Make the most of your day trip to Toledo

When in Madrid, it’s vital (a cultural MUST-DO) to take a day trip to Toledo, a small city encircled by the Tagus River whose marvelous old town is a UNESCO World Heritage site. Traveling to Toledo is simple enough, perhaps one of the easiest day trips I’ve experienced thus far in Spain. Hourly trains depart Madrid’s Atocha station, and the high-speed trip to Toledo is a mere 30 minutes. Cheap too at USD 20-25 for a round trip!

From the Toledo train station, the old city is but a gentle country stroll…until you actually reach the city. Then you have a massive set of stairs and hills to surmount…or you can take the elevators so nicely provided by the tourist bureau.
The city itself is a gem to wander. With its twisting streets, sweets shops offering almond-fruity mazapán (not to be confused with marzipan, which is an almond paste), stores selling famous quality-crafted swords, and just its pure bad-ass “medieval-ness,” Toledo holds a magic to charm any tourist. The city was once Spain’s capital until the 16th century and it still maintains the same layout as it did in the Middle Ages. The winding alleys boast wooden doors adorned with fantastic iron knockers, brick facades and tiny footpaths leading in all directions.

Toledo is recognized throughout history for its religious tolerance. Hence, the Muslims, Jews and Christians all lived together inside the comfortable walls of Toledo’s harmonious embrace. With such a diverse religious heritage, the city’s mosques, cathedrals, monasteries and synagogues are an architecture aficionado’s dream come true, and the different structures shout tribute to the city’s diverse multi-religious history.

Perhaps Toledo’s most famous structure and one of Spain’s special Christian landmarks is the soaring Gothic cathedral, once home to Europe’s most powerful king, Charles V. The beautiful interior boasts paintings from El Greco, Toledo’s beloved spiritual artist. The cathedral’s construction began in the 13th century on the site of a Muslim mosque, but it wasn’t finished towards the end of the 15th century, more than 200 years after construction began. toledo_cathedral

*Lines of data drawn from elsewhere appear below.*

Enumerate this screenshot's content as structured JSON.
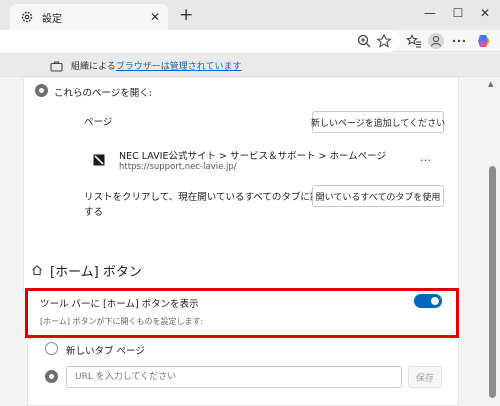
{
  "tab": {
    "title": "設定",
    "close": "✕",
    "new_tab": "+"
  },
  "window": {
    "minimize": "—",
    "maximize": "☐",
    "close": "✕"
  },
  "managed_bar": {
    "prefix": "組織による",
    "link": "ブラウザーは管理されています"
  },
  "startup": {
    "open_pages_label": "これらのページを開く:",
    "pages_header": "ページ",
    "add_page_button": "新しいページを追加してください",
    "page_title": "NEC LAVIE公式サイト > サービス＆サポート > ホームページ",
    "page_url": "https://support.nec-lavie.jp/",
    "more_menu": "…",
    "clear_text_line1": "リストをクリアして、現在開いているすべてのタブに設定",
    "clear_text_line2": "する",
    "use_all_tabs_button": "開いているすべてのタブを使用"
  },
  "home_section": {
    "title": "[ホーム] ボタン",
    "toggle_label": "ツール バーに [ホーム] ボタンを表示",
    "toggle_desc": "[ホーム] ボタンが下に開くものを設定します:",
    "toggle_on": true,
    "new_tab_option": "新しいタブ ページ",
    "url_placeholder": "URL を入力してください",
    "save_button": "保存"
  },
  "colors": {
    "accent": "#0067c0",
    "highlight": "#e00000",
    "link": "#0b63c8"
  }
}
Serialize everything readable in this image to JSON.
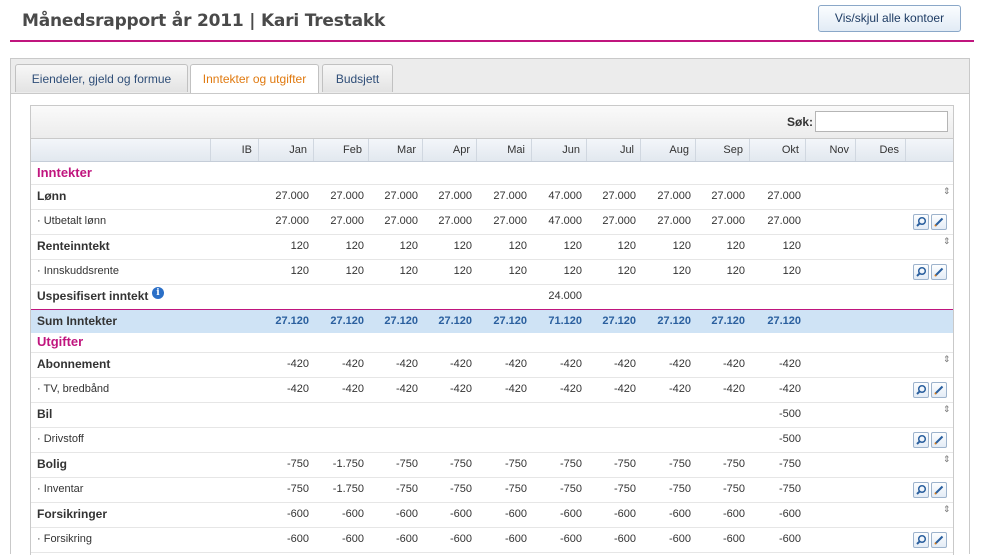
{
  "header": {
    "title": "Månedsrapport år 2011 | Kari Trestakk",
    "toggle_button": "Vis/skjul alle kontoer",
    "accent_color": "#c0157e"
  },
  "tabs": [
    {
      "label": "Eiendeler, gjeld og formue",
      "active": false
    },
    {
      "label": "Inntekter og utgifter",
      "active": true
    },
    {
      "label": "Budsjett",
      "active": false
    }
  ],
  "search": {
    "label": "Søk:",
    "value": ""
  },
  "columns": [
    "IB",
    "Jan",
    "Feb",
    "Mar",
    "Apr",
    "Mai",
    "Jun",
    "Jul",
    "Aug",
    "Sep",
    "Okt",
    "Nov",
    "Des"
  ],
  "rows": [
    {
      "kind": "section",
      "label": "Inntekter",
      "values": []
    },
    {
      "kind": "group",
      "label": "Lønn",
      "values": [
        "",
        "27.000",
        "27.000",
        "27.000",
        "27.000",
        "27.000",
        "47.000",
        "27.000",
        "27.000",
        "27.000",
        "27.000",
        "",
        ""
      ],
      "sort_icon": "sort-icon"
    },
    {
      "kind": "sub",
      "label": "· Utbetalt lønn",
      "values": [
        "",
        "27.000",
        "27.000",
        "27.000",
        "27.000",
        "27.000",
        "47.000",
        "27.000",
        "27.000",
        "27.000",
        "27.000",
        "",
        ""
      ],
      "actions": [
        "search-icon",
        "edit-icon"
      ]
    },
    {
      "kind": "group",
      "label": "Renteinntekt",
      "values": [
        "",
        "120",
        "120",
        "120",
        "120",
        "120",
        "120",
        "120",
        "120",
        "120",
        "120",
        "",
        ""
      ],
      "sort_icon": "sort-icon"
    },
    {
      "kind": "sub",
      "label": "· Innskuddsrente",
      "values": [
        "",
        "120",
        "120",
        "120",
        "120",
        "120",
        "120",
        "120",
        "120",
        "120",
        "120",
        "",
        ""
      ],
      "actions": [
        "search-icon",
        "edit-icon"
      ]
    },
    {
      "kind": "group",
      "label": "Uspesifisert inntekt",
      "info": "i",
      "values": [
        "",
        "",
        "",
        "",
        "",
        "",
        "24.000",
        "",
        "",
        "",
        "",
        "",
        ""
      ]
    },
    {
      "kind": "sum",
      "label": "Sum Inntekter",
      "values": [
        "",
        "27.120",
        "27.120",
        "27.120",
        "27.120",
        "27.120",
        "71.120",
        "27.120",
        "27.120",
        "27.120",
        "27.120",
        "",
        ""
      ]
    },
    {
      "kind": "section",
      "label": "Utgifter",
      "values": []
    },
    {
      "kind": "group",
      "label": "Abonnement",
      "values": [
        "",
        "-420",
        "-420",
        "-420",
        "-420",
        "-420",
        "-420",
        "-420",
        "-420",
        "-420",
        "-420",
        "",
        ""
      ],
      "sort_icon": "sort-icon"
    },
    {
      "kind": "sub",
      "label": "· TV, bredbånd",
      "values": [
        "",
        "-420",
        "-420",
        "-420",
        "-420",
        "-420",
        "-420",
        "-420",
        "-420",
        "-420",
        "-420",
        "",
        ""
      ],
      "actions": [
        "search-icon",
        "edit-icon"
      ]
    },
    {
      "kind": "group",
      "label": "Bil",
      "values": [
        "",
        "",
        "",
        "",
        "",
        "",
        "",
        "",
        "",
        "",
        "-500",
        "",
        ""
      ],
      "sort_icon": "sort-icon"
    },
    {
      "kind": "sub",
      "label": "· Drivstoff",
      "values": [
        "",
        "",
        "",
        "",
        "",
        "",
        "",
        "",
        "",
        "",
        "-500",
        "",
        ""
      ],
      "actions": [
        "search-icon",
        "edit-icon"
      ]
    },
    {
      "kind": "group",
      "label": "Bolig",
      "values": [
        "",
        "-750",
        "-1.750",
        "-750",
        "-750",
        "-750",
        "-750",
        "-750",
        "-750",
        "-750",
        "-750",
        "",
        ""
      ],
      "sort_icon": "sort-icon"
    },
    {
      "kind": "sub",
      "label": "· Inventar",
      "values": [
        "",
        "-750",
        "-1.750",
        "-750",
        "-750",
        "-750",
        "-750",
        "-750",
        "-750",
        "-750",
        "-750",
        "",
        ""
      ],
      "actions": [
        "search-icon",
        "edit-icon"
      ]
    },
    {
      "kind": "group",
      "label": "Forsikringer",
      "values": [
        "",
        "-600",
        "-600",
        "-600",
        "-600",
        "-600",
        "-600",
        "-600",
        "-600",
        "-600",
        "-600",
        "",
        ""
      ],
      "sort_icon": "sort-icon"
    },
    {
      "kind": "sub",
      "label": "· Forsikring",
      "values": [
        "",
        "-600",
        "-600",
        "-600",
        "-600",
        "-600",
        "-600",
        "-600",
        "-600",
        "-600",
        "-600",
        "",
        ""
      ],
      "actions": [
        "search-icon",
        "edit-icon"
      ]
    }
  ]
}
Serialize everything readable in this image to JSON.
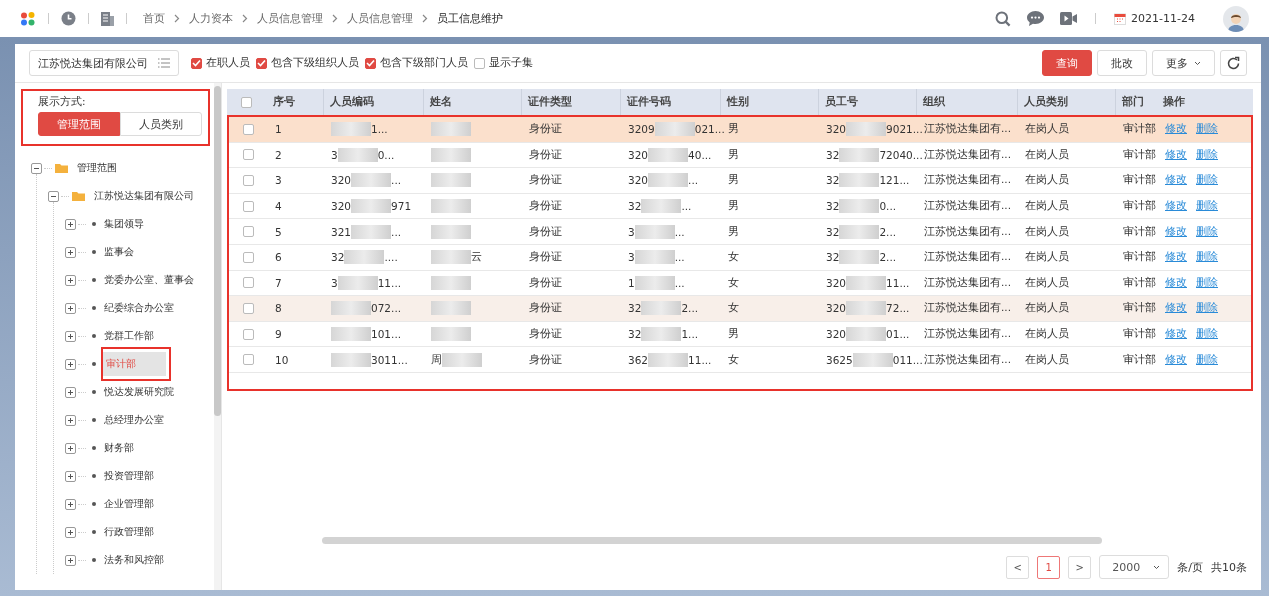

Another great building is the dominating Alcázar. Built by emperor Carlos V as a royal residence, this ancient Moorish fortress maintains a rather commanding presence atop its hillside location. It’s a square building with four Renaissance-style towers on its corners.


We spent the better part of our day discovering the most captivating parts of Toledo, what makes it a veritable “living museum.” We took our time strolling beautiful cobblestone streets, peaking into sword shops (yes, we bought some), sampling various goodies and taking in the general slow pace of the city. Since 500 BC, Toledo’s economy has been based largely on the the steel-working industry, and artisans are still crafting a variety of fine swords and knives. Browsing the sword shops was especially interesting!

Following an afternoon of aimless wandering, we stopped for a late lunch and jug of sangria. Toledo has a wonderful selection of quaint restaurants and cafes. Though a bit pricey due to the tourist footprint, the tapas were indeed delicious!

That wrapped up our Toledo adventure. After a short walk back to the train station, we boarded our train back to Madrid.

Have you been to Toledo?